- The council is especially important since the opioid epidemic has led to an uptick in the spread of the immune system disease in certain areas.
- The Centers for Disease Control and Prevention has a silver lining, though: America’s drug overdose epidemic eased in 10 states, primarily in the West, with flat or declining levels between June 2015 and June 2018, Alex Tanzi from Bloomberg News writes.
- You’ve probably used one to DJ your favorite playlist. Now, doctors are using voice-activated digital assistants like Alexa to boost patient engagement and simplify the work of doctors and nurses, James Swann reports.
- The voice-activated devices are being used both in hospitals and at home and can help patients check their medications, look up wait times at the ER, and even help doctors pull data from patient electronic health records.

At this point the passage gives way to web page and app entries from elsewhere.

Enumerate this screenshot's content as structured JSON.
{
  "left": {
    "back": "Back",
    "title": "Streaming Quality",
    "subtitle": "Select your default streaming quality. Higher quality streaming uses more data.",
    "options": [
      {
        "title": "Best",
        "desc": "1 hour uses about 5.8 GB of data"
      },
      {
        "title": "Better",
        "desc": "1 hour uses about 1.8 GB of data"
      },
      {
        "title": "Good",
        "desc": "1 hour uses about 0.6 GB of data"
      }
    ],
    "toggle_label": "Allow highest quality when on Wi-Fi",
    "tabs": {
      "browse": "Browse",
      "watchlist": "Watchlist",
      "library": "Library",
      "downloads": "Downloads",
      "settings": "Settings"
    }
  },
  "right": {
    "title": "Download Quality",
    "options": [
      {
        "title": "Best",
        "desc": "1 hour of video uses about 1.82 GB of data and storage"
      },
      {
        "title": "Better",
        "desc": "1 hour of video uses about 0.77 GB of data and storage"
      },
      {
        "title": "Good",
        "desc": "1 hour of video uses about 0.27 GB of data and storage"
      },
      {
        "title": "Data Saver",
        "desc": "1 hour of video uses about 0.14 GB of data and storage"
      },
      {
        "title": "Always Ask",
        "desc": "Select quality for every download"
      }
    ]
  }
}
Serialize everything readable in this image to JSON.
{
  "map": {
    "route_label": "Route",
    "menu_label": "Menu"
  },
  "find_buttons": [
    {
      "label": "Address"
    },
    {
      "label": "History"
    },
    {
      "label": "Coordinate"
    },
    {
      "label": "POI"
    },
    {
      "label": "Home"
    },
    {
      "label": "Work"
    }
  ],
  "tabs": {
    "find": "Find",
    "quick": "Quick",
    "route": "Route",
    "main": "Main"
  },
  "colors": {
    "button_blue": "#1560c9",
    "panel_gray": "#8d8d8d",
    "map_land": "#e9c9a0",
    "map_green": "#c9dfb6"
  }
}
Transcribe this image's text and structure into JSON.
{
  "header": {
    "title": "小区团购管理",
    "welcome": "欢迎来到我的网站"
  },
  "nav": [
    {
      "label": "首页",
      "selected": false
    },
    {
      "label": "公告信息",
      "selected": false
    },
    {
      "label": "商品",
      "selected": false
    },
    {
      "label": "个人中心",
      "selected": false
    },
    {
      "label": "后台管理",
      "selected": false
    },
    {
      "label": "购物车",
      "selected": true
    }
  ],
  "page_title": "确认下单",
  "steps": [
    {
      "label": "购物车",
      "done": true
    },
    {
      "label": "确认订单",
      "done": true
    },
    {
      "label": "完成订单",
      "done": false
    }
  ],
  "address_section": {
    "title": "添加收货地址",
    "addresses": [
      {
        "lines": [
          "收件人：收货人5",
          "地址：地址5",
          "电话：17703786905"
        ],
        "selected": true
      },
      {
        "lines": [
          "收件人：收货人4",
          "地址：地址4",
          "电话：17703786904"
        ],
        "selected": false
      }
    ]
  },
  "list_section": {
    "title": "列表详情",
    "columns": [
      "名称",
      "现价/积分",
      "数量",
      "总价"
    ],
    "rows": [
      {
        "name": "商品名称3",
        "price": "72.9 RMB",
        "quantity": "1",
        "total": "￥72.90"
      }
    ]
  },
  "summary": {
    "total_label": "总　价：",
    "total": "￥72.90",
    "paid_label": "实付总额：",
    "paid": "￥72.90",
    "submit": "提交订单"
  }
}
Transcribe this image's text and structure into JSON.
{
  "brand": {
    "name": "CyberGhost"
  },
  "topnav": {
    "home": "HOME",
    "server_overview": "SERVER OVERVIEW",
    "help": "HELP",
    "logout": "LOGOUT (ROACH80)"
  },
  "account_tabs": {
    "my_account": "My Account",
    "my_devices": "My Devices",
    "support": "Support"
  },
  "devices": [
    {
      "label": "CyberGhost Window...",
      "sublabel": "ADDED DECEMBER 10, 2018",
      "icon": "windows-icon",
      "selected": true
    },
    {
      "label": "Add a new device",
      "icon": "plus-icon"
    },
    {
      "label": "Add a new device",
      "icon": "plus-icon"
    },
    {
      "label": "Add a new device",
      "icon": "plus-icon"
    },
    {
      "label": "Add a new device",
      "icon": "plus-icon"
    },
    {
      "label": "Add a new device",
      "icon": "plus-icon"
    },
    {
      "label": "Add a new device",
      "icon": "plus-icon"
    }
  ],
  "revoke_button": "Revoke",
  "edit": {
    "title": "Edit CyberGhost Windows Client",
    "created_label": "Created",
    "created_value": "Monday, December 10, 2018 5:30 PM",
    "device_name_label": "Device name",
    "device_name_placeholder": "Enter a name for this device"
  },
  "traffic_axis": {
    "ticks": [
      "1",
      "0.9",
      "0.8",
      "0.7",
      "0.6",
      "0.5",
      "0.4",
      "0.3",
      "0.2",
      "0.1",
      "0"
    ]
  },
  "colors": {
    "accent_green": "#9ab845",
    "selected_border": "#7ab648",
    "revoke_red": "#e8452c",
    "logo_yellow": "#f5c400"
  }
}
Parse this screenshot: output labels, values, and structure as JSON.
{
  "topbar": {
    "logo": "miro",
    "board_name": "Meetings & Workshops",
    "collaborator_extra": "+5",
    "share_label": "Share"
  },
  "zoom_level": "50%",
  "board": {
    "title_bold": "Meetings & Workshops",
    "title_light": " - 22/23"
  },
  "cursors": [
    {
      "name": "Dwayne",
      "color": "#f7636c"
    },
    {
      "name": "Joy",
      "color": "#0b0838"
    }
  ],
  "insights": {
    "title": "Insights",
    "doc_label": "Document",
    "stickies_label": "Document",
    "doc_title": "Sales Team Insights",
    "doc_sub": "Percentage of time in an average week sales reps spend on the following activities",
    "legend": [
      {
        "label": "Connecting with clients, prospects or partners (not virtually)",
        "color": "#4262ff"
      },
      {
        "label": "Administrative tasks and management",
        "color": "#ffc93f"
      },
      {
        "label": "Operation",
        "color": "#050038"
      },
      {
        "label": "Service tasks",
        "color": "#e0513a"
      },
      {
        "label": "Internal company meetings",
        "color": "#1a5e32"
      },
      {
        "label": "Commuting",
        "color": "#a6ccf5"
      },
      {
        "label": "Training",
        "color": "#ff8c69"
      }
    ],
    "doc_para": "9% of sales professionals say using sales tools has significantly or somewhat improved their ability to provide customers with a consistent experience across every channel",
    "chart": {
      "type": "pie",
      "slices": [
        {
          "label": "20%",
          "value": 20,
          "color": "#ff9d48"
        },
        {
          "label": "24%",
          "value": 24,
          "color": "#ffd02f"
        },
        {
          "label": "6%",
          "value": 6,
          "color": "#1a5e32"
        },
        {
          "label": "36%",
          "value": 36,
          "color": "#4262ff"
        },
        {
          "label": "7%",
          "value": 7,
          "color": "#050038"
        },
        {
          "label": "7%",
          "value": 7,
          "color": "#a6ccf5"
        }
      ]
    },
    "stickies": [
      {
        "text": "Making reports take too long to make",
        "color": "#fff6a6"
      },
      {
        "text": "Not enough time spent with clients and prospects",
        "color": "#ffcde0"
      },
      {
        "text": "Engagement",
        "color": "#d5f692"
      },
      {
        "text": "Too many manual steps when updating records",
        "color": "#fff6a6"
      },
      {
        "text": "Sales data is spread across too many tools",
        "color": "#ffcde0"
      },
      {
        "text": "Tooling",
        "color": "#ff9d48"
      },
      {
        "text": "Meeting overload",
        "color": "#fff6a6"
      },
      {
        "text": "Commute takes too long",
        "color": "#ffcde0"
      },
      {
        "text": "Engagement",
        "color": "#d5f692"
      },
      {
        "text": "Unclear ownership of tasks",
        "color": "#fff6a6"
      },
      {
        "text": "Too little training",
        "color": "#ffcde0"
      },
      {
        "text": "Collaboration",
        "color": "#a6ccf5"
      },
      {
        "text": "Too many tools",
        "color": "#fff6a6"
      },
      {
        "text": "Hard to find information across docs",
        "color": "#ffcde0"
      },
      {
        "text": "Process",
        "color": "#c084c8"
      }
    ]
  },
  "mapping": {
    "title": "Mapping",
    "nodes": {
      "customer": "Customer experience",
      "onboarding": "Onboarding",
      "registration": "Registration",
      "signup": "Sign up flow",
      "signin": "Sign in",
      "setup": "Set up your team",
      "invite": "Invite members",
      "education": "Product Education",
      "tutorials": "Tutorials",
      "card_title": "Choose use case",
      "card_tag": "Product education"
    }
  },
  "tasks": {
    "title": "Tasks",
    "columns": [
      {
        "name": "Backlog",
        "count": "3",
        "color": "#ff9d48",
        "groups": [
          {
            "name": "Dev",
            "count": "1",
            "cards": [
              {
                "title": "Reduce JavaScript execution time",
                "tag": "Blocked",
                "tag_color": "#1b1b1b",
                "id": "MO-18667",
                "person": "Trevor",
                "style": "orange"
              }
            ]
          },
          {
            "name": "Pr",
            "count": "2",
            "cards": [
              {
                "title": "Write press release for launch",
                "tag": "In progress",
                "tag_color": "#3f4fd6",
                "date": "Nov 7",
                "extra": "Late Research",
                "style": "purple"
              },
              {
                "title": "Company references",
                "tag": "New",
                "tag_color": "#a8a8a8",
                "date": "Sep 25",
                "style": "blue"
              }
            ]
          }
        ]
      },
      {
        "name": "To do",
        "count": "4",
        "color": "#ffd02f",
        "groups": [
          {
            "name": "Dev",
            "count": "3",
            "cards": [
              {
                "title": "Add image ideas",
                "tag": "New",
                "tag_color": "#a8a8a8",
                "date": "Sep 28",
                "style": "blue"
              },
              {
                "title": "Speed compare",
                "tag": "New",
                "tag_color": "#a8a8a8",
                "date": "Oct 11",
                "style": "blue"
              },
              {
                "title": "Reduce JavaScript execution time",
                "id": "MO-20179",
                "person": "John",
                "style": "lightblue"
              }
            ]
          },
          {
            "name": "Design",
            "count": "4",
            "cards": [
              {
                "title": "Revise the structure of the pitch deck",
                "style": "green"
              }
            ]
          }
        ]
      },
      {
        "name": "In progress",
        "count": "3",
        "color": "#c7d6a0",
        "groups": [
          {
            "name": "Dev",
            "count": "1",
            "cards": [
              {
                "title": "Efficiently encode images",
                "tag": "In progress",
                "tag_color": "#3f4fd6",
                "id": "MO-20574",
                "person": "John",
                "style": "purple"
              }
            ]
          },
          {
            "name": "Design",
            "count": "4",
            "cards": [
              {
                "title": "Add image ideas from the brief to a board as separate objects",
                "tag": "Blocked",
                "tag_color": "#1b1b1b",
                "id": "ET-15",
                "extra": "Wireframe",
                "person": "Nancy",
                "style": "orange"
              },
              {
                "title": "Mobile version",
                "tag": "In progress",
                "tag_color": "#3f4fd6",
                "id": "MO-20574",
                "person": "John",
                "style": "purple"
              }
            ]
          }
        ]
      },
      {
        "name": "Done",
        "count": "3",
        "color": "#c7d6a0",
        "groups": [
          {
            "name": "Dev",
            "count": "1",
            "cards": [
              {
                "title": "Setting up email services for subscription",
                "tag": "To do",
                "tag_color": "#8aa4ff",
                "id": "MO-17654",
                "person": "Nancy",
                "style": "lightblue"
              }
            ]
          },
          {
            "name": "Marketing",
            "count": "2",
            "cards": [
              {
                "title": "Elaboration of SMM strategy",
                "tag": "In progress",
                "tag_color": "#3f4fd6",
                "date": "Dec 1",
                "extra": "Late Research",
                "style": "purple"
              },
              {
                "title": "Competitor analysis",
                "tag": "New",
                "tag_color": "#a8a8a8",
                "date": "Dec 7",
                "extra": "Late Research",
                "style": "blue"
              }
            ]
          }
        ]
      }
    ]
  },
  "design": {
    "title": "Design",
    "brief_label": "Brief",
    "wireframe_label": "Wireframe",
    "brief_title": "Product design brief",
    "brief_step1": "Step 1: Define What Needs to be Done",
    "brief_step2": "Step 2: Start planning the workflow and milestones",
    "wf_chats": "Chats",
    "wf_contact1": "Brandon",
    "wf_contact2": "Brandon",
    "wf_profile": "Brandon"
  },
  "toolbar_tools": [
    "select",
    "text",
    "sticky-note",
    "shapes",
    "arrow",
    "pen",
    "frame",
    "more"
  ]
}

- New York-based Northwell Health, for example, is a month away from rolling out a program that will put Alexa devices in every private room and let patients access data from their medical records.
- But privacy issues abound. Alexa has faced privacy concerns since the device debuted in 2014, including charges that it’s recording conversations even when seemingly turned off. So any systems using this technology have to make sure they’re also complying with federal health privacy laws.
It was a bleak week for others. Here’s whose Thursday closed on a downswing:
- Two Utah lawmakers are fashioning a bill that would repeal and replace the voter-approved ballot measure extending Medicaid coverage to an additional 150,000 low-income state residents, Trip Baltz writes.
- Legislators are “trying to take Prop 3 and mold it into something completely different,” state Rep. James Dunnigan (R) told Baltz. “This is not what the public voted on.”
- There’s also tension in Wisconsin as the governor pledged in his first State of the State address to withdraw the state as a plaintiff from a federal court case in Texas seeking to invalidate the Affordable Care Act, Stephen Joyce reports. These and other health-policy goals will have to overcome entrenched opposition from the state’s Republican-controlled Legislature.
- Congress’s latest response to the opioid crisis could be stymied by the partisan fight over border wall funding that led to the partial government shutdown, Jeannie Baumann and Alex Ruoff report.
- Since the bill that funds the HHS for fiscal year 2019 (Pub. L. 115-769) was enacted, agencies like the Substance Abuse and Mental Health Services Administration and the National Institutes of Health can carry out their opioid-related work. But the FDA’s funding lapsed in December, although the agency is still working on carrying out some of the opioid law’s provisions, a spokesman said.
- The shutdown could hinder the ability of the states and federal government to coordinate their efforts, senators and lawyers told Baumann and Ruoff.
Medical Device Makers
- The leading medical device lobbying group is angling for legislation that would allow the FDA to collect new application fees from medical device companies despite the partial government shutdown. But the House Energy and Commerce Committee—one of the congressional panels with jurisdiction over this sort of legislation—would never go for it, a committee staffer told me.
- The lobbying group AdvaMed is “reading the political tea leaves,” its CEO Scott Whitaker, said. He imagines lawmakers won’t reach an agreement to end the shutdown altogether, but anticipates Congress will start making concessions about bipartisan funding for TSA agents or Federal Trade Commission employees.
- The group is hoping to ride that conciliatory wave. Right now, device makers are worried about potential blocks in the FDA’s device application pipeline, which is what the legislation is intended to resolve.
Thanks for joining us this week and have a great weekend. I’m all ears when it comes to your two cents, tips, critiques, or coordinating exclusive interviews. Send them my way at email@example.com.